A cow and pig are usually butchered for the wedding day and a long table set up where the food will be placed. Female members of the family are expected to cook the meat and other traditional Hmong meals that will be eaten by the wedding party and the guests. They must arrive very early (typically Saturday morning) to the bride’s house to begin the food preparation. While the food is being prepared and served, key players (mostly men) meet at a long table. At each end of the table facing each other sit the two sets of Mej Koob. Between the negotiators are the groom, the best man, the selected members to represent the brother of the bride, and other family members. During and after food preparation, the women socialize and may enter the room where the table is located to observe, but they do not have a seat at the table.
Alcohol is a significant component of Hmong wedding ceremonies. Liquor is served in shot glasses while beer is offered in cans or bottles. Drinking is done in a very specific manner and at the request of specific people seated at the table. For example, at any moment during the event, the brothers of the bride are allowed to demand that the groom drink up to a 12 ounce portion of beer. The groom must finish it before being allowed drink something else. For those at or near the table, when a drink is offered it is very difficult to reject. If someone rejects a drink, the person who offers it can double the request. A surrogate must then be found to take the drink. But it is a tit for tat affair, so that anyone who accepts a drink can also ask the giver to take a drink of equal proportion.
Periodically, relatives and friends will arrive with gifts. All monetary gifts are recorded on a piece of paper and given to the Mej Koob that represents the bride’s family. After receiving this paper, they will read off what the couple will be receiving as gifts. In the end the couple is expected to thank the people who were involved in the wedding after which they receive their gifts. The wedding party participants are also paid. (For example, the Mej Koob might receive $100, the best man and maid of honor $60, and others down the line.

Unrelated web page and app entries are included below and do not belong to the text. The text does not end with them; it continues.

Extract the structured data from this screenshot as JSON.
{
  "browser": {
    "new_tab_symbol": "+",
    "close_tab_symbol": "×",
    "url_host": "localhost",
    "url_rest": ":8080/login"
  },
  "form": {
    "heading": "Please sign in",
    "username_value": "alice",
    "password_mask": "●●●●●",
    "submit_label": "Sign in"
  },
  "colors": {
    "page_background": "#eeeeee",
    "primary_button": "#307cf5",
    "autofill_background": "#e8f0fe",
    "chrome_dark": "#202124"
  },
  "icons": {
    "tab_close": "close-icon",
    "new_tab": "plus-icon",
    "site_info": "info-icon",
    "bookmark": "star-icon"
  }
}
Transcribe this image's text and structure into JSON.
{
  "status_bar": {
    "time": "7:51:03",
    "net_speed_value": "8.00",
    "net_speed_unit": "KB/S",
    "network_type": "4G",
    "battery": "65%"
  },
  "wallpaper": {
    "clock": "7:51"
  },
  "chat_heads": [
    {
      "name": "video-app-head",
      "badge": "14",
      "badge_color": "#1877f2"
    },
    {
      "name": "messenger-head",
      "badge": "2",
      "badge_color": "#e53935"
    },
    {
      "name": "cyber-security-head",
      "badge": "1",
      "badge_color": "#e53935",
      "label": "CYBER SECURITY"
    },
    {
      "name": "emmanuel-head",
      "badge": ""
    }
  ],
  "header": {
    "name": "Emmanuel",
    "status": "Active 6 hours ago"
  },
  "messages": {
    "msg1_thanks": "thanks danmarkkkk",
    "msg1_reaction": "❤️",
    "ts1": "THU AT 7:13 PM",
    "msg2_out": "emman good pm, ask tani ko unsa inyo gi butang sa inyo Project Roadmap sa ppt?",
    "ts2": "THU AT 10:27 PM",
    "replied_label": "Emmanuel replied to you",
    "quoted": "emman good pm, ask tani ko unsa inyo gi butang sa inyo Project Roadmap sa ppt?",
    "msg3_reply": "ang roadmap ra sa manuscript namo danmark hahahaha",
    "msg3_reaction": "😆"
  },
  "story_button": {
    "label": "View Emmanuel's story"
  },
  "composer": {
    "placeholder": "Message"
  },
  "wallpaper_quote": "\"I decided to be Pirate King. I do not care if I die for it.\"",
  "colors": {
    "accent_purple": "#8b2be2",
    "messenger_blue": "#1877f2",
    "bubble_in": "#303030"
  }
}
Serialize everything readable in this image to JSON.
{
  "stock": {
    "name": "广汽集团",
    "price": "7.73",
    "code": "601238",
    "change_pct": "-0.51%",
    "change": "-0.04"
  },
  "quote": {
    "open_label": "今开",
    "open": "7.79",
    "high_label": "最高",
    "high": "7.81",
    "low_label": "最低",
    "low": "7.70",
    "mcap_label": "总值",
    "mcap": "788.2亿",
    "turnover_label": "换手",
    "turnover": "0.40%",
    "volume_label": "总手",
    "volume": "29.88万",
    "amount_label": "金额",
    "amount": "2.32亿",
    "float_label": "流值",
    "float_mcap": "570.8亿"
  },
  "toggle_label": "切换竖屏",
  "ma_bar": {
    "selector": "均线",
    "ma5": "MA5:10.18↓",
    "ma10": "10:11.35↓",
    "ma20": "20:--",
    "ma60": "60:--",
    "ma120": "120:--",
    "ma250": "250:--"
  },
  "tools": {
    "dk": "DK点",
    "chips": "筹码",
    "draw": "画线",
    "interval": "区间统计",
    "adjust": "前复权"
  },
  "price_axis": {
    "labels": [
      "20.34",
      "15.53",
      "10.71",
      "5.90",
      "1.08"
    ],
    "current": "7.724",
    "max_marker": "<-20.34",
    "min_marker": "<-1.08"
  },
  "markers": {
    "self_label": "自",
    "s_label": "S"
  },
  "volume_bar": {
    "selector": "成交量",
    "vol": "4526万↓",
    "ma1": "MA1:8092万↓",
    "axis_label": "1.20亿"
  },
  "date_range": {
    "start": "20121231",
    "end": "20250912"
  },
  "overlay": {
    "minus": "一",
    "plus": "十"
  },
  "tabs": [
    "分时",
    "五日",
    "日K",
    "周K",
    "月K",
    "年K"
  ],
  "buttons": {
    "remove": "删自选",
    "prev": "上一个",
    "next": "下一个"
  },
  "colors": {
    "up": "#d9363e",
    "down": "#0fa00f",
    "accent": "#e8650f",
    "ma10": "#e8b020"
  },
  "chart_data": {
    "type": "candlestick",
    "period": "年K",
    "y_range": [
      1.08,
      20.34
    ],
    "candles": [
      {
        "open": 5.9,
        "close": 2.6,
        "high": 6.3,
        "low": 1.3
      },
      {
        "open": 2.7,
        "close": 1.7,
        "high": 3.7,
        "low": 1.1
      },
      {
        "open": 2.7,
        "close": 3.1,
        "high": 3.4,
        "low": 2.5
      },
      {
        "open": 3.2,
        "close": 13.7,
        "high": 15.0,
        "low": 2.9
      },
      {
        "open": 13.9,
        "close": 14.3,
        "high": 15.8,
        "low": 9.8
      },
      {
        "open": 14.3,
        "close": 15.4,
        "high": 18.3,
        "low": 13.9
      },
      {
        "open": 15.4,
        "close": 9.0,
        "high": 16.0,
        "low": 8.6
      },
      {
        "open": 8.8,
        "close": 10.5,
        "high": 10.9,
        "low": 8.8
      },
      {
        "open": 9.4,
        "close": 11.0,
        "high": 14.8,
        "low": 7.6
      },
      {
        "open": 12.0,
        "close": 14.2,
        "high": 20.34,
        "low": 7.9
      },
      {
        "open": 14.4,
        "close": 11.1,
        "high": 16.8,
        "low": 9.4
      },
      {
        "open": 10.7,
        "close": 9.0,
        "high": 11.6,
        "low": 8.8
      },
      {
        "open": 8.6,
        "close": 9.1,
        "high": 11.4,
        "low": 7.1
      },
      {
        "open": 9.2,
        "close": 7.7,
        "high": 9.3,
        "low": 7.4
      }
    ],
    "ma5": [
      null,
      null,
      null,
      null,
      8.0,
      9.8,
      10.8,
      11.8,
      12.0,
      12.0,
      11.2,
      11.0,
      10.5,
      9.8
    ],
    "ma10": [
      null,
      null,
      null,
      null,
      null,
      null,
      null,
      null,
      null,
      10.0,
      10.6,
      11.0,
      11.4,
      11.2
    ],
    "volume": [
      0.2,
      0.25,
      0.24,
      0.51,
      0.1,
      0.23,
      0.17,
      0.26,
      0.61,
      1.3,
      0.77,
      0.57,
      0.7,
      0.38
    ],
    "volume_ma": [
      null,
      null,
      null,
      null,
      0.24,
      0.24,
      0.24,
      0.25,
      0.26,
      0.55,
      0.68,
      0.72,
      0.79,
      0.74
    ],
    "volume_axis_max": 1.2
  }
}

After the feast and all the drinks have been properly served and imbibed, the two Mej Koob of the groom, the groom, bride, and maid of honor are free to return to the groom’s home. Upon arrival, they will eat another feast to celebrate the marriage. After the bride leaves her parents’ home, there are additional rituals to complete before the wedding is finished. Specifically, when the bride and groom arrive at the groom’s house after the wedding. The groom calls his father or an elder male to the door and asks him to perform a welcoming ritual to transfer the bride’s allegiance from the spirits of her parents’ ancestors to the spirits of the groom’s ancestors. The groom’s family then holds a feast which involves a ritual of thanksgiving to express gratitude to all the wedding negotiators or assistants. Finally, on the third day after the bride’s arrival at her new home, a soul calling is conducted to welcome the new arrival after which the young woman becomes a wife.
As a symbol of her new status, she will remove forever the black and white striped cloth – called a siv ceeb – from her turban. This striped cloth has been symbolically tied to an umbrella that has accompanied the wedding ritual from day one. This is a symbol of the union of man and wife, for, when the wedding ritual is over, the civ ceeb is untied from the umbrella, and the new bride opens it over her husband to signify that the two young lovers now shelter eternally under one roof. Forever afterward, as Western women wear a wedding ring, the traditional Hmong woman will signal her married status by wearing her turban without the black and white stripe.